Exercise requirements =>
Whichever lines include the word "center", copy them as they appear in the data.

━━━ Data provided ━━━

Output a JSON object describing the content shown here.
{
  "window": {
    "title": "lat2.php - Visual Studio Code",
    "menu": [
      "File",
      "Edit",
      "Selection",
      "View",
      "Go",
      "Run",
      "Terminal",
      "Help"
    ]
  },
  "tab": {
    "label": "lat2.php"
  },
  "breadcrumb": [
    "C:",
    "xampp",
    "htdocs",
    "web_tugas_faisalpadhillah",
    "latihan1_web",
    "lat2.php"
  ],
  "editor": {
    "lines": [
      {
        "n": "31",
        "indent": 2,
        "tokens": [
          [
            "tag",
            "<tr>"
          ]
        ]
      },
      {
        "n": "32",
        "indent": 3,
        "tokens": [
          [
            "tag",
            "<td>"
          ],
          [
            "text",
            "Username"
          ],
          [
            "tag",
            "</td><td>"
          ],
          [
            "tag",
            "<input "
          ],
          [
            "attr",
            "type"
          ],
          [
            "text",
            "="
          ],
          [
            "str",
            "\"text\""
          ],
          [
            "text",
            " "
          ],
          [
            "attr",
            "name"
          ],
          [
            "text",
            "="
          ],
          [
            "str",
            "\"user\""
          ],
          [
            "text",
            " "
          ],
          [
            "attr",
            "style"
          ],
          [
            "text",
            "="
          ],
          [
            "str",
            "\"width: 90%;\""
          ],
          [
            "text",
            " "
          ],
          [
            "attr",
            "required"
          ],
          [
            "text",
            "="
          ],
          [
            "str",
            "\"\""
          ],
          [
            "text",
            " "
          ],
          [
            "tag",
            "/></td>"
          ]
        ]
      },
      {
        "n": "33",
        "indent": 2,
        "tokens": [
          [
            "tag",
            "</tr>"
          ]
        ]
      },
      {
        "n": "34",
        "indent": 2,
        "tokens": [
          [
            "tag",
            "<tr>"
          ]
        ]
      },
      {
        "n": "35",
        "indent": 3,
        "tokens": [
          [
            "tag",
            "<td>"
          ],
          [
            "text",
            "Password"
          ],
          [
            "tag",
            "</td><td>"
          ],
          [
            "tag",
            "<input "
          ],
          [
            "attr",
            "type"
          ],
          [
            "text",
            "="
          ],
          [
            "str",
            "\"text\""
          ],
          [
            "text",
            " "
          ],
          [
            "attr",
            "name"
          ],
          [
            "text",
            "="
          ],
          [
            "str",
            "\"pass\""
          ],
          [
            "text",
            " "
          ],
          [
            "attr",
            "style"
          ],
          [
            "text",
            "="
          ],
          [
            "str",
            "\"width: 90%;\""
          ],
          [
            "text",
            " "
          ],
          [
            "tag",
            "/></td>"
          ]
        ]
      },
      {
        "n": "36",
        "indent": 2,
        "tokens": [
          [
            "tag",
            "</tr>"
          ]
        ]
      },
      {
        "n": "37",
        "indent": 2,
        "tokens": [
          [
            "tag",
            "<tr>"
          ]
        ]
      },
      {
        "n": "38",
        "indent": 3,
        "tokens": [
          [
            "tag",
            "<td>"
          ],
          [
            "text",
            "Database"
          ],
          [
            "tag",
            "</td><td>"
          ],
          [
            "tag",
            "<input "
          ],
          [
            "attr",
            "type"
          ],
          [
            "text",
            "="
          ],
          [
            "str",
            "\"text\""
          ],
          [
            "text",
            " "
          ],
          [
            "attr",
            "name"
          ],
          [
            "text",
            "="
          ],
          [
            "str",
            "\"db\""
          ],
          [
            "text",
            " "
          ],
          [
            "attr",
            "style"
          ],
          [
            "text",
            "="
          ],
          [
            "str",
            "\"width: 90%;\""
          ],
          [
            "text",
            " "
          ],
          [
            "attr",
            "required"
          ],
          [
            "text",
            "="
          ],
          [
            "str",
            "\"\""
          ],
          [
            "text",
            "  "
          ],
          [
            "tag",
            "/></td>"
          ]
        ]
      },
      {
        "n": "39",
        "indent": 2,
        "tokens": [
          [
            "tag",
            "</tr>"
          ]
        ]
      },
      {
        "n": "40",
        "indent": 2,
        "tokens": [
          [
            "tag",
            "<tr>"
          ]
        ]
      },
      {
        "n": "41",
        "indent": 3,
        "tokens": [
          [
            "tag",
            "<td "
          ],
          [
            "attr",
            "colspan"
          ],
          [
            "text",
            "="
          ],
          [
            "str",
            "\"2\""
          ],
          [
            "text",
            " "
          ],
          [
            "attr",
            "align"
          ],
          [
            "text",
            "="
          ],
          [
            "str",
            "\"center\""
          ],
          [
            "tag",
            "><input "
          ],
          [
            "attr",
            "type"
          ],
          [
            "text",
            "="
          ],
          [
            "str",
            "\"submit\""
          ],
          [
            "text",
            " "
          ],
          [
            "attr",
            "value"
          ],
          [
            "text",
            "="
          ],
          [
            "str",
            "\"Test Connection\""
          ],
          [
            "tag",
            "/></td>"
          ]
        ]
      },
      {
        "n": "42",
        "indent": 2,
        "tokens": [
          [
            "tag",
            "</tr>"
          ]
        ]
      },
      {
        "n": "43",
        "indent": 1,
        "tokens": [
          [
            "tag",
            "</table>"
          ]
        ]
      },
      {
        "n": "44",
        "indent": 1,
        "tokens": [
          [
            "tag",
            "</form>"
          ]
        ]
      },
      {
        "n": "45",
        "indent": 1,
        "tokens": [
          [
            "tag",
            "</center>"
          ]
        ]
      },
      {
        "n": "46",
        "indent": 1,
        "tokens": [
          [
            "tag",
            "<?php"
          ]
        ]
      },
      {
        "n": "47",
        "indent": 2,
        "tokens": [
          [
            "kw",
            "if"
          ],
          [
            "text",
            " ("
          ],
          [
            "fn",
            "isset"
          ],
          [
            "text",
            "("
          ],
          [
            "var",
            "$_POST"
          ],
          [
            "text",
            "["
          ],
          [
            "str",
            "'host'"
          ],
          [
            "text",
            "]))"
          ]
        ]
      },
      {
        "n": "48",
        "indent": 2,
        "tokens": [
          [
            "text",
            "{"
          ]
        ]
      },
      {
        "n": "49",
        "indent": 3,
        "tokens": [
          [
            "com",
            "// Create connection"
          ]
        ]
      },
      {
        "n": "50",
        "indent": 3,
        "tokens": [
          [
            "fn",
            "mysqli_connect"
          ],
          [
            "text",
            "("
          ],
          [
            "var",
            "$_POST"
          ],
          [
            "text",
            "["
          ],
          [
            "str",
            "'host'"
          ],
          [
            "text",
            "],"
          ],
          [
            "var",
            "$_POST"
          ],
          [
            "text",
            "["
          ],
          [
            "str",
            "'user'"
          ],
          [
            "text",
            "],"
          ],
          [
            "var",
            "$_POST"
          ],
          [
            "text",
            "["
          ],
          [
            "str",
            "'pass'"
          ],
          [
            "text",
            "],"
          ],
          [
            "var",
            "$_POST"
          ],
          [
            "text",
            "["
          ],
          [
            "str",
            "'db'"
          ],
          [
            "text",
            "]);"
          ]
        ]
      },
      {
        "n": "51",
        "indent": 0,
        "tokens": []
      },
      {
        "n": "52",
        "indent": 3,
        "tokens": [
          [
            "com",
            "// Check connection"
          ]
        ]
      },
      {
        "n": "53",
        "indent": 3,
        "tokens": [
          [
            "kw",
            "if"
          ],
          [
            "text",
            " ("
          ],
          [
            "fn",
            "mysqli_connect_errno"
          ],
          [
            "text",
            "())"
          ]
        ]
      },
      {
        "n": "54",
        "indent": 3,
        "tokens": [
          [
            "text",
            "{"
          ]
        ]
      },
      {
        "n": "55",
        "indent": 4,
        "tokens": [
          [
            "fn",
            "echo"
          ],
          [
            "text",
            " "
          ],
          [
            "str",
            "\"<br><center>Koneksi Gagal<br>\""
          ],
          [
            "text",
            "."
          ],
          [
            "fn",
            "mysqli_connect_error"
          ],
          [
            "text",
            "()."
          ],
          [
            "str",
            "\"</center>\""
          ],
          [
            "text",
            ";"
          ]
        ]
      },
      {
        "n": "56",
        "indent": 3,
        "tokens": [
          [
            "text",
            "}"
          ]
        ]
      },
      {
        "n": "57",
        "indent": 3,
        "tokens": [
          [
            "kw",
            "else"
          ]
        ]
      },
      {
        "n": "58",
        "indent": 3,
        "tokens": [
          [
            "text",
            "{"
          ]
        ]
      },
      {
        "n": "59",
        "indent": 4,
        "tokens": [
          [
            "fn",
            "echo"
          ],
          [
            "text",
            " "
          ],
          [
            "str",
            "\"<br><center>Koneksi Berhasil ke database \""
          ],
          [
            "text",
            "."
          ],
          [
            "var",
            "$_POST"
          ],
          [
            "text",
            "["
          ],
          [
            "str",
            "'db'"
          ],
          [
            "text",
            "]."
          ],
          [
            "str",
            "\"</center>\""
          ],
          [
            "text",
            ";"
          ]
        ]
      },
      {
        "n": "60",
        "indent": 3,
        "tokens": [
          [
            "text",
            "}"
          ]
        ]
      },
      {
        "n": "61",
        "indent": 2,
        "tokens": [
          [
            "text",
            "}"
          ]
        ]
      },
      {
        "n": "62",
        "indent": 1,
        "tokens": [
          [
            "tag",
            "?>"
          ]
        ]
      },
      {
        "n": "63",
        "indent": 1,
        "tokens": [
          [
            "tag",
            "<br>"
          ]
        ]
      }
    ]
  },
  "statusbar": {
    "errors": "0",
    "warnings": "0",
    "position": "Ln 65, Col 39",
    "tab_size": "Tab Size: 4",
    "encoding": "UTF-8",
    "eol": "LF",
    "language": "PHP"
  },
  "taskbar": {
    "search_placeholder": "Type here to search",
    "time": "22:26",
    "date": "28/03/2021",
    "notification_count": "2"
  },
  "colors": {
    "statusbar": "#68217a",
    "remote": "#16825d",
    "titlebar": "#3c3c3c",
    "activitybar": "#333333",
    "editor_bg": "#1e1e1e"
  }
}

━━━

Answer to this exercise =>
            "\"center\""
            "</center>"
            "\"<br><center>Koneksi Gagal<br>\""
            "\"</center>\""
            "\"<br><center>Koneksi Berhasil ke database \""
            "\"</center>\""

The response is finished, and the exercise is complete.